### Work item:
What you return must be every line below that includes the word "text".

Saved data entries
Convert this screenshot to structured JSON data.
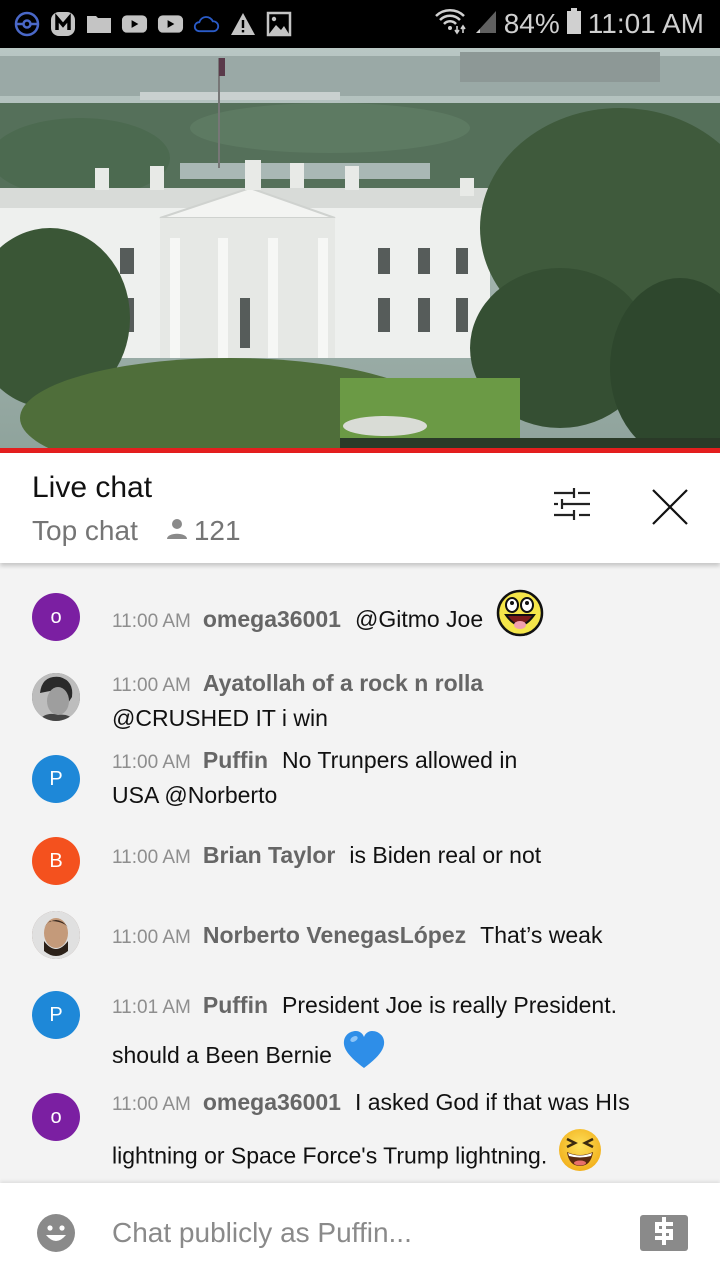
{
  "status_bar": {
    "notification_icons": [
      "pokeball-icon",
      "m-app-icon",
      "folder-icon",
      "youtube-icon",
      "youtube-icon",
      "cloud-icon",
      "warning-icon",
      "image-icon"
    ],
    "wifi_icon": "wifi-icon",
    "signal_icon": "signal-icon",
    "battery_percent": "84%",
    "battery_level": 0.84,
    "time": "11:01 AM"
  },
  "video": {
    "description": "Live stream view of the White House north facade",
    "progress_fraction": 1.0,
    "progress_color": "#e41e1e"
  },
  "header": {
    "title": "Live chat",
    "mode": "Top chat",
    "viewer_count": "121",
    "filter_icon": "tune-icon",
    "close_icon": "close-icon"
  },
  "messages": [
    {
      "avatar_type": "letter",
      "avatar_letter": "o",
      "avatar_color": "#7b1fa2",
      "time": "11:00 AM",
      "author": "omega36001",
      "text": "@Gitmo Joe",
      "emoji": "awesome-face"
    },
    {
      "avatar_type": "photo",
      "avatar_letter": "",
      "avatar_color": "#555555",
      "time": "11:00 AM",
      "author": "Ayatollah of a rock n rolla",
      "text": "@CRUSHED IT i win",
      "emoji": ""
    },
    {
      "avatar_type": "letter",
      "avatar_letter": "P",
      "avatar_color": "#1e88d8",
      "time": "11:00 AM",
      "author": "Puffin",
      "text": "No Trunpers allowed in USA @Norberto",
      "emoji": ""
    },
    {
      "avatar_type": "letter",
      "avatar_letter": "B",
      "avatar_color": "#f4511e",
      "time": "11:00 AM",
      "author": "Brian Taylor",
      "text": "is Biden real or not",
      "emoji": ""
    },
    {
      "avatar_type": "photo",
      "avatar_letter": "",
      "avatar_color": "#8d6e63",
      "time": "11:00 AM",
      "author": "Norberto VenegasLópez",
      "text": "That’s weak",
      "emoji": ""
    },
    {
      "avatar_type": "letter",
      "avatar_letter": "P",
      "avatar_color": "#1e88d8",
      "time": "11:01 AM",
      "author": "Puffin",
      "text": "President Joe is really President. should a Been Bernie",
      "emoji": "blue-heart"
    },
    {
      "avatar_type": "letter",
      "avatar_letter": "o",
      "avatar_color": "#7b1fa2",
      "time": "11:00 AM",
      "author": "omega36001",
      "text": "I asked God if that was HIs lightning or Space Force's Trump lightning.",
      "emoji": "laughing-face"
    }
  ],
  "input_bar": {
    "placeholder": "Chat publicly as Puffin...",
    "value": "",
    "emoji_icon": "smiley-icon",
    "superchat_icon": "dollar-icon"
  }
}
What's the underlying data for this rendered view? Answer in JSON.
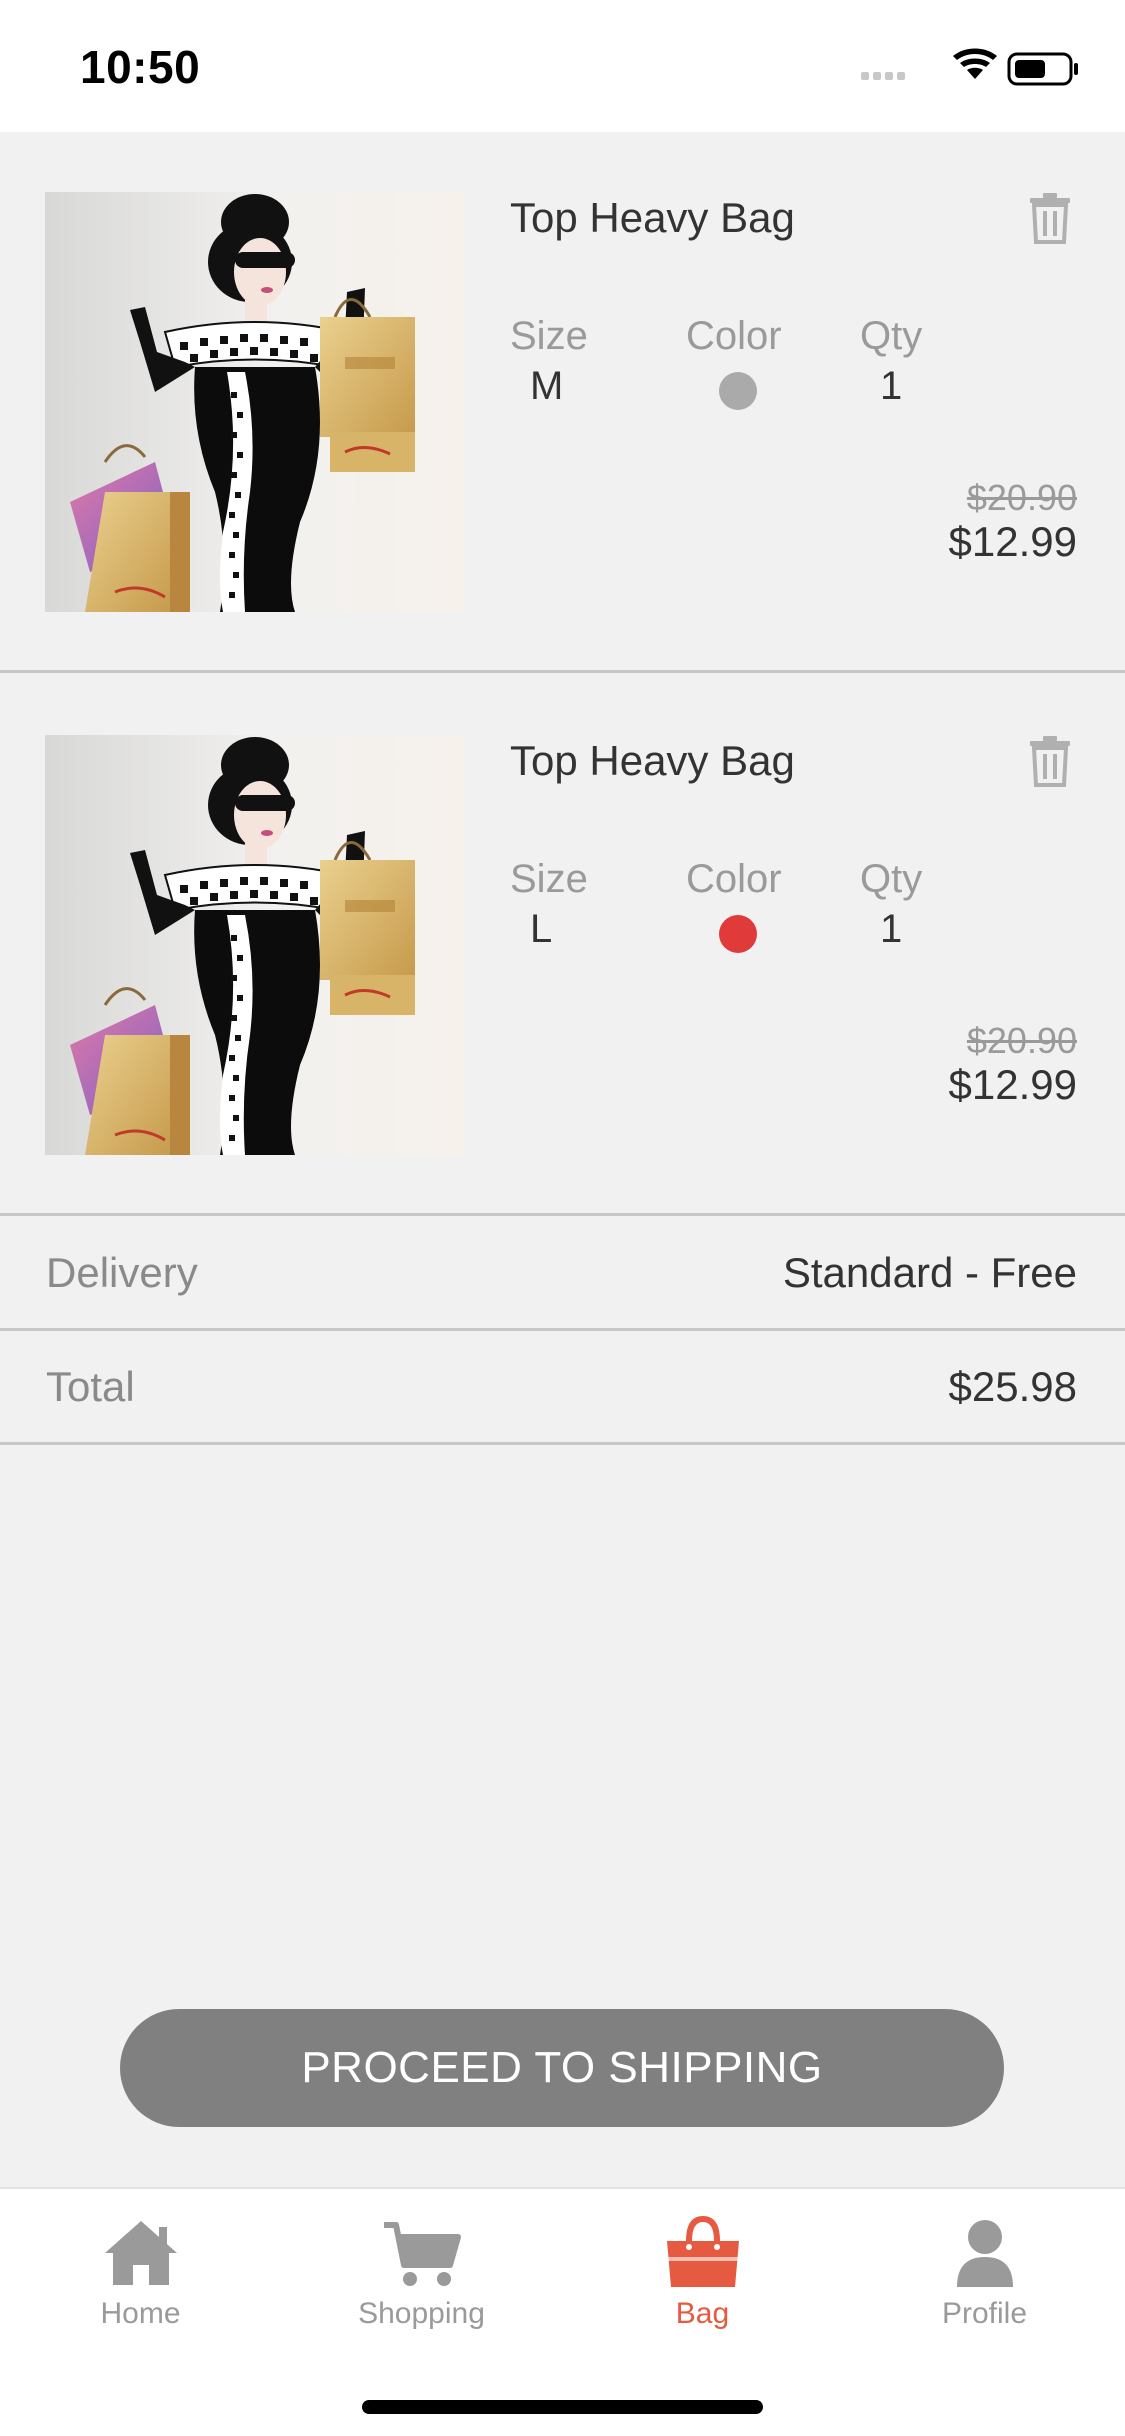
{
  "status_bar": {
    "time": "10:50"
  },
  "cart": {
    "items": [
      {
        "title": "Top Heavy Bag",
        "size_label": "Size",
        "size_value": "M",
        "color_label": "Color",
        "color_value": "#aaaaaa",
        "qty_label": "Qty",
        "qty_value": "1",
        "old_price": "$20.90",
        "new_price": "$12.99",
        "image_icon": "fashion-woman-shopping-bags-illustration"
      },
      {
        "title": "Top Heavy Bag",
        "size_label": "Size",
        "size_value": "L",
        "color_label": "Color",
        "color_value": "#e03a3a",
        "qty_label": "Qty",
        "qty_value": "1",
        "old_price": "$20.90",
        "new_price": "$12.99",
        "image_icon": "fashion-woman-shopping-bags-illustration"
      }
    ]
  },
  "summary": {
    "delivery_label": "Delivery",
    "delivery_value": "Standard - Free",
    "total_label": "Total",
    "total_value": "$25.98"
  },
  "actions": {
    "proceed_label": "PROCEED TO SHIPPING"
  },
  "tabs": [
    {
      "label": "Home",
      "icon": "home-icon",
      "active": false
    },
    {
      "label": "Shopping",
      "icon": "cart-icon",
      "active": false
    },
    {
      "label": "Bag",
      "icon": "bag-icon",
      "active": true
    },
    {
      "label": "Profile",
      "icon": "profile-icon",
      "active": false
    }
  ],
  "colors": {
    "accent": "#e65a41",
    "button": "#808080",
    "background": "#f1f1f1",
    "inactive": "#9a9a9a"
  }
}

### Result of the task:
      "text": "@Gitmo Joe",
      "text": "@CRUSHED IT i win",
      "text": "No Trunpers allowed in USA @Norberto",
      "text": "is Biden real or not",
      "text": "That’s weak",
      "text": "President Joe is really President. should a Been Bernie",
      "text": "I asked God if that was HIs lightning or Space Force's Trump lightning.",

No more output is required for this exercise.